START Data extract

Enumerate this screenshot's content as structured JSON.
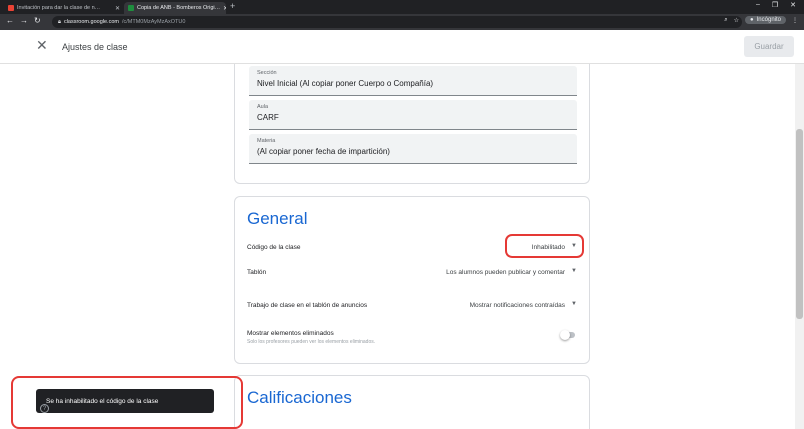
{
  "browser": {
    "tabs": [
      {
        "title": "Invitación para dar la clase de n…",
        "active": false
      },
      {
        "title": "Copia de ANB - Bomberos Origi…",
        "active": true
      }
    ],
    "url_host": "classroom.google.com",
    "url_path": "/c/MTM0MzAyMzAxOTU0",
    "incognito_label": "Incógnito"
  },
  "appbar": {
    "title": "Ajustes de clase",
    "save_label": "Guardar"
  },
  "fields": [
    {
      "label": "Sección",
      "value": "Nivel Inicial (Al copiar poner Cuerpo o Compañía)"
    },
    {
      "label": "Aula",
      "value": "CARF"
    },
    {
      "label": "Materia",
      "value": "(Al copiar poner fecha de impartición)"
    }
  ],
  "general": {
    "heading": "General",
    "rows": [
      {
        "label": "Código de la clase",
        "value": "Inhabilitado"
      },
      {
        "label": "Tablón",
        "value": "Los alumnos pueden publicar y comentar"
      },
      {
        "label": "Trabajo de clase en el tablón de anuncios",
        "value": "Mostrar notificaciones contraídas"
      }
    ],
    "toggle_row": {
      "label": "Mostrar elementos eliminados",
      "sublabel": "Solo los profesores pueden ver los elementos eliminados.",
      "enabled": false
    }
  },
  "grades": {
    "heading": "Calificaciones"
  },
  "snackbar": {
    "message": "Se ha inhabilitado el código de la clase"
  },
  "colors": {
    "accent": "#1967d2",
    "highlight": "#e53935"
  }
}
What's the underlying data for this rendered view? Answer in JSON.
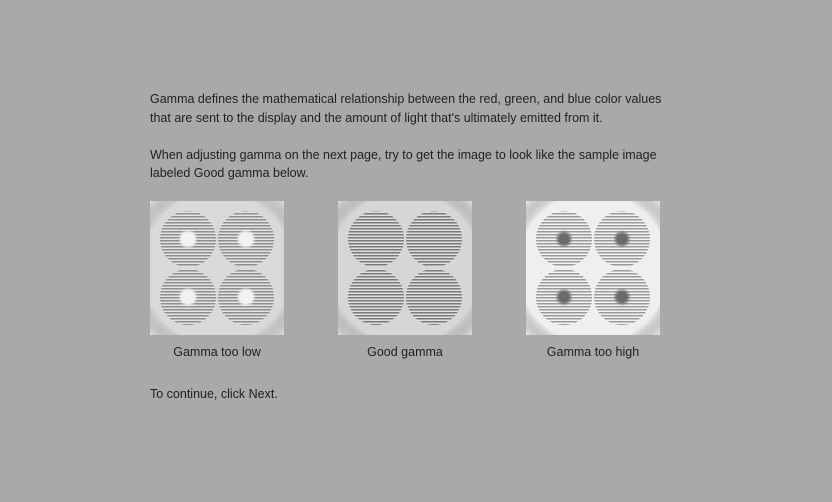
{
  "intro_para": "Gamma defines the mathematical relationship between the red, green, and blue color values that are sent to the display and the amount of light that's ultimately emitted from it.",
  "instruction_para": "When adjusting gamma on the next page, try to get the image to look like the sample image labeled Good gamma below.",
  "samples": {
    "low_caption": "Gamma too low",
    "good_caption": "Good gamma",
    "high_caption": "Gamma too high"
  },
  "continue_text": "To continue, click Next."
}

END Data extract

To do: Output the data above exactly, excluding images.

Answer to this exercise:
Enumerate this screenshot's content as structured JSON.
{
  "browser": {
    "tabs": [
      {
        "title": "Invitación para dar la clase de n…",
        "active": false
      },
      {
        "title": "Copia de ANB - Bomberos Origi…",
        "active": true
      }
    ],
    "url_host": "classroom.google.com",
    "url_path": "/c/MTM0MzAyMzAxOTU0",
    "incognito_label": "Incógnito"
  },
  "appbar": {
    "title": "Ajustes de clase",
    "save_label": "Guardar"
  },
  "fields": [
    {
      "label": "Sección",
      "value": "Nivel Inicial (Al copiar poner Cuerpo o Compañía)"
    },
    {
      "label": "Aula",
      "value": "CARF"
    },
    {
      "label": "Materia",
      "value": "(Al copiar poner fecha de impartición)"
    }
  ],
  "general": {
    "heading": "General",
    "rows": [
      {
        "label": "Código de la clase",
        "value": "Inhabilitado"
      },
      {
        "label": "Tablón",
        "value": "Los alumnos pueden publicar y comentar"
      },
      {
        "label": "Trabajo de clase en el tablón de anuncios",
        "value": "Mostrar notificaciones contraídas"
      }
    ],
    "toggle_row": {
      "label": "Mostrar elementos eliminados",
      "sublabel": "Solo los profesores pueden ver los elementos eliminados.",
      "enabled": false
    }
  },
  "grades": {
    "heading": "Calificaciones"
  },
  "snackbar": {
    "message": "Se ha inhabilitado el código de la clase"
  },
  "colors": {
    "accent": "#1967d2",
    "highlight": "#e53935"
  }
}
What's the underlying data for this rendered view? Answer in JSON.
{
  "intro_para": "Gamma defines the mathematical relationship between the red, green, and blue color values that are sent to the display and the amount of light that's ultimately emitted from it.",
  "instruction_para": "When adjusting gamma on the next page, try to get the image to look like the sample image labeled Good gamma below.",
  "samples": {
    "low_caption": "Gamma too low",
    "good_caption": "Good gamma",
    "high_caption": "Gamma too high"
  },
  "continue_text": "To continue, click Next."
}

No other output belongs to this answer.